Sacked directors of Infrastructure Leasing and Financial Services Ltd (IL&FS) will have to face questions on negligence, diversion of funds, failed risk management and misrepresentation of facts that are viewed seriously under the Companies Act. They will also need to explain charges of mismanaging the infrastructure lender that is threatening the stability of the financial system.
A statement issued on Monday by the corporate affairs ministry and its petition filed before the National Company Law Tribunal blamed the erstwhile directors for a host of failures at IL&FS which affected the markets and the financial system, though it is for the Serious Fraud Investigation Office (SFIO) to dig out facts and initiate prosecution.
The charges against these directors include siphoning off of funds through excessive executive pay, financial mismanagement, misrepresentation of true state of the group’s financial fragility, suppression of material information, misrepresentation of facts to camouflage debt stress and exaggerated depiction of non-current assets. Some of these failings, if found to be done intentionally such as making a false statement, could get covered under definition of fraud which makes a defaulter liable to imprisonment of up to 10 years and a fine of up to three times the amount involved, as per section 447 of the Companies Act.
A government official, who spoke on condition of not being named, said the SFIO investigation was ordered given the “enormity and depth of the violations.” “169 group companies of IL&FS are under probe. The new board of directors will review decisions of the previous management,” said the official. The government is also likely to impose travel restrictions on some of the ex-directors.
The auditor of IL&FS will also be covered under the proposed investigation by SFIO, a multi-disciplinary agency with members from different financial regulators, said a person informed about the charges being pressed by the government.
The auditor SRBC & Co and IL&FS did not respond to emails seeking comment.
The government took the serious step of replacing the board as a significant portion of the money invested in IL&FS is public money from financial institutions and the failure of the group has led to contagion effect in markets and posed risks to financial stability. As much as 40% of IL&FS is owned by Life Insurance Corporation of India (LIC), Central Bank of India and State Bank of India.

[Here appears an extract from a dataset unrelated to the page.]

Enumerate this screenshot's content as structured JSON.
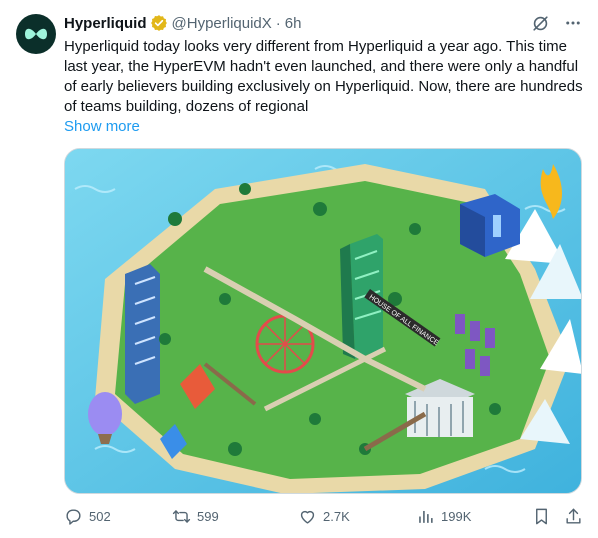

Experts said in the case of entities which are large and the failure of which could impact markets, negligence and failure are taken seriously by regulators.
“Even in cases where there is no financial manipulation or siphoning off of funds, wrong judgment, failed business acumen and negligence could bring a company to its knees. Specifically when such actions are against public interest, they are viewed seriously under the Companies Act,” said Pavan Kumar Vijay, founder of advisory firm Corporate Professionals.